What you have to do: Only the lines from the line containing "Enumerate this screenshot's" to the end of the records, both included, belong in the answer, copied exactly.

Given data:
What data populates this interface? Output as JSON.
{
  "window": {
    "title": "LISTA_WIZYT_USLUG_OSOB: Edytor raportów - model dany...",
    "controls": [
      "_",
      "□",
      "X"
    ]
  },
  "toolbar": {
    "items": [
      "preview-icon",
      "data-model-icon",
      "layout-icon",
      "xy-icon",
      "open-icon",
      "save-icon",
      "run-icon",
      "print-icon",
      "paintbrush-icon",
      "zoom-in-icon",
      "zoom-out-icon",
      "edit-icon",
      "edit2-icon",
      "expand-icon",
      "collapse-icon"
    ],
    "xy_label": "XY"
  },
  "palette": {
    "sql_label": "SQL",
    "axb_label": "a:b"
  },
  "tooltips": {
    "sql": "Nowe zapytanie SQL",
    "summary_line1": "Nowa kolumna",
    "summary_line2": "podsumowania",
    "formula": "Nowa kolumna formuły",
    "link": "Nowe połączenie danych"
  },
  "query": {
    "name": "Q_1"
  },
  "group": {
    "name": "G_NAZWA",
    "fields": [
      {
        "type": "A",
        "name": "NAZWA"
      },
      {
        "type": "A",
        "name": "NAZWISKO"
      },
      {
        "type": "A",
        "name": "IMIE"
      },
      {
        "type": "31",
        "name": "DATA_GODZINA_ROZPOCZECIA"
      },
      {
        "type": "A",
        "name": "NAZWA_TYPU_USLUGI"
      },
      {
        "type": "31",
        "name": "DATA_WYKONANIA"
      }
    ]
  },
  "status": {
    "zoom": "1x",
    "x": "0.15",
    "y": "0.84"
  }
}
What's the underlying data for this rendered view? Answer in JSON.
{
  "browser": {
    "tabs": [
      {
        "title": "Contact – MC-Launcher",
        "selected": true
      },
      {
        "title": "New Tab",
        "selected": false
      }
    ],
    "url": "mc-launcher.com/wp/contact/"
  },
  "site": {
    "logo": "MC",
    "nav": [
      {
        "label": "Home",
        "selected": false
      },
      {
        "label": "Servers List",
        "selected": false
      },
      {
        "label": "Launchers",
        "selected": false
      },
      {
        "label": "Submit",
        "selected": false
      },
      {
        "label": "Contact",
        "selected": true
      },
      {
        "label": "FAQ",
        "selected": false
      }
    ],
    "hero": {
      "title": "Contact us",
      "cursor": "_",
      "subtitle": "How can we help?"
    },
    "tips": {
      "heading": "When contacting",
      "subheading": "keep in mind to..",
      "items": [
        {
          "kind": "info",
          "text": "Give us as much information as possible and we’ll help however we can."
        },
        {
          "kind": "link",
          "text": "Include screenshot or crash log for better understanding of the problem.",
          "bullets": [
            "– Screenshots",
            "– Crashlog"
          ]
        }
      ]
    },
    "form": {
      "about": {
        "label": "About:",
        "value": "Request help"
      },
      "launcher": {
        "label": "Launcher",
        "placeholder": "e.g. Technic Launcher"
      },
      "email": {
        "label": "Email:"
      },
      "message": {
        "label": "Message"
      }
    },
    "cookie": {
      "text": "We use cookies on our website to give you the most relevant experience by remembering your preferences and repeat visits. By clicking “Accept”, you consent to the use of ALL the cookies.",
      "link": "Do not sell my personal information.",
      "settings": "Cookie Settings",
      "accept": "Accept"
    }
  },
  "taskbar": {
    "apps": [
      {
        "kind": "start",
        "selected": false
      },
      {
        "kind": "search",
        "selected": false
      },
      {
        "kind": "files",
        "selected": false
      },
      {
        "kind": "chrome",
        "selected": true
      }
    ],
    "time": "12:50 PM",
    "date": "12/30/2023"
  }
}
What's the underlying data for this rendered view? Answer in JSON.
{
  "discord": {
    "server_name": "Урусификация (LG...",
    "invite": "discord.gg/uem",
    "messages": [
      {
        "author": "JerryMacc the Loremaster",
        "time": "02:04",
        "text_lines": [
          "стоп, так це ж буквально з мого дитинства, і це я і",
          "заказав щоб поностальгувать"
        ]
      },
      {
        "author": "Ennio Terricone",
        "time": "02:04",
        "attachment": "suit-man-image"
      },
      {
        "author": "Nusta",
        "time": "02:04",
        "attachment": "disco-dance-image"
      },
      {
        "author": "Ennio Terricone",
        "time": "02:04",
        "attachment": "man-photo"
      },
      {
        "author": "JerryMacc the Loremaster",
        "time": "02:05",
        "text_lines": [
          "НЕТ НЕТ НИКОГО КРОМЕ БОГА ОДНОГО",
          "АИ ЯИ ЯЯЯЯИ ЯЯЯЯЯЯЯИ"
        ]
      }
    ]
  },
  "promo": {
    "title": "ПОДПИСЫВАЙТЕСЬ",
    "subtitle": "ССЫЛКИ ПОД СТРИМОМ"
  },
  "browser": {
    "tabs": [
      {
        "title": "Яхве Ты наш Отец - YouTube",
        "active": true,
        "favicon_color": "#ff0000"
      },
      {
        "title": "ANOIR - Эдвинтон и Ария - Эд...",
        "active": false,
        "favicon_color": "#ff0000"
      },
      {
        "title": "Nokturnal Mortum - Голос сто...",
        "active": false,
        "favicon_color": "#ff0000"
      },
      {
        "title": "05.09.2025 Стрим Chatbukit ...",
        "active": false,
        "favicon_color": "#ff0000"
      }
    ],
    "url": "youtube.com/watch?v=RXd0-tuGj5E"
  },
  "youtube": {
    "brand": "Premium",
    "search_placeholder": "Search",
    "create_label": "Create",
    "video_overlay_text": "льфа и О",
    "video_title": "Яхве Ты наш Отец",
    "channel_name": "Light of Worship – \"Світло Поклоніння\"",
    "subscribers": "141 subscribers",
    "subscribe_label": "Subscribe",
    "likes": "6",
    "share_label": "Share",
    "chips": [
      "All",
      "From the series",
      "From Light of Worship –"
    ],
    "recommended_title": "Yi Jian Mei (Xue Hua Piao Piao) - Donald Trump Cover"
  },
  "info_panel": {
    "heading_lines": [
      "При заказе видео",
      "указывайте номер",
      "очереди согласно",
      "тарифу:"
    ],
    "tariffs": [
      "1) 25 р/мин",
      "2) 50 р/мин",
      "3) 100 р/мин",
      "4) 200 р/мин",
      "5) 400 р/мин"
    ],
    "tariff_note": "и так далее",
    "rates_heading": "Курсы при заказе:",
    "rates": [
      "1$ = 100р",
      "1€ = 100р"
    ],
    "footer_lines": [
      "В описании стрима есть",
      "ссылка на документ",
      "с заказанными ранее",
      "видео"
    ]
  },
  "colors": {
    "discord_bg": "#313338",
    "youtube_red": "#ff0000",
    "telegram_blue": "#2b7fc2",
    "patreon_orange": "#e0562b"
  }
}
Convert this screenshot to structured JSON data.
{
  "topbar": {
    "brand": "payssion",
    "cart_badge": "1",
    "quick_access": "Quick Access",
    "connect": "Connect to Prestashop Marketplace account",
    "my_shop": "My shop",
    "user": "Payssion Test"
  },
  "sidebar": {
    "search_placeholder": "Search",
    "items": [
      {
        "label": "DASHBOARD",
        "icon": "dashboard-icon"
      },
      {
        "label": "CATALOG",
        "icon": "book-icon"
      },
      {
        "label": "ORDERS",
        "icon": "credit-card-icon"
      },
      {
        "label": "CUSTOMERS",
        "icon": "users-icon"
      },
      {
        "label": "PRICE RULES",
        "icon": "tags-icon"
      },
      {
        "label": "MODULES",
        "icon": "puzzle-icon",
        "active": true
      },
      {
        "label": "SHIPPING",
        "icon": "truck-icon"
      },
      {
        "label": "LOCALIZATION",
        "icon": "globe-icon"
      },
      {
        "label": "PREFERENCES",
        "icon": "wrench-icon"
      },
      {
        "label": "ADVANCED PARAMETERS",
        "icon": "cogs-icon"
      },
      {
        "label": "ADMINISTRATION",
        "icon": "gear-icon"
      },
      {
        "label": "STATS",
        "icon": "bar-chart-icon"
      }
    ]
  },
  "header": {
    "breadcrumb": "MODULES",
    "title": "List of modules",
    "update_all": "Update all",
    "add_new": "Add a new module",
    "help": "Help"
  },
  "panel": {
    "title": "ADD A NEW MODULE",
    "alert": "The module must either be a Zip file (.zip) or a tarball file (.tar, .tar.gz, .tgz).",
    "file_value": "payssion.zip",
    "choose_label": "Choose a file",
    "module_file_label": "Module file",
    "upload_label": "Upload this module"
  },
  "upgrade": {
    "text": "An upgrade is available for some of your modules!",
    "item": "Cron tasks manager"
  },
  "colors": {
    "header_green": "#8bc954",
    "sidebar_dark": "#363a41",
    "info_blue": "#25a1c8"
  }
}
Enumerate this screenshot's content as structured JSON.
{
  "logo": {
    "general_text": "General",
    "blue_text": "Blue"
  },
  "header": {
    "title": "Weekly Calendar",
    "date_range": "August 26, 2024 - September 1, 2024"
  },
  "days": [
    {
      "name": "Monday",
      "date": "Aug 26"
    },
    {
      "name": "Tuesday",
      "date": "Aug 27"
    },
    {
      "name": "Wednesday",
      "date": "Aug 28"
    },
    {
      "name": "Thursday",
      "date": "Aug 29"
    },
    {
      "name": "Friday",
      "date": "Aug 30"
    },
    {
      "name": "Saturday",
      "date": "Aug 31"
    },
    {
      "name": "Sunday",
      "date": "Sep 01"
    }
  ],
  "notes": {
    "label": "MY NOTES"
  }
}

Exercise output:
Enumerate this screenshot's content as structured JSON.
{
  "logo": {
    "general_text": "General",
    "blue_text": "Blue"
  },
  "header": {
    "title": "Weekly Calendar",
    "date_range": "August 26, 2024 - September 1, 2024"
  },
  "days": [
    {
      "name": "Monday",
      "date": "Aug 26"
    },
    {
      "name": "Tuesday",
      "date": "Aug 27"
    },
    {
      "name": "Wednesday",
      "date": "Aug 28"
    },
    {
      "name": "Thursday",
      "date": "Aug 29"
    },
    {
      "name": "Friday",
      "date": "Aug 30"
    },
    {
      "name": "Saturday",
      "date": "Aug 31"
    },
    {
      "name": "Sunday",
      "date": "Sep 01"
    }
  ],
  "notes": {
    "label": "MY NOTES"
  }
}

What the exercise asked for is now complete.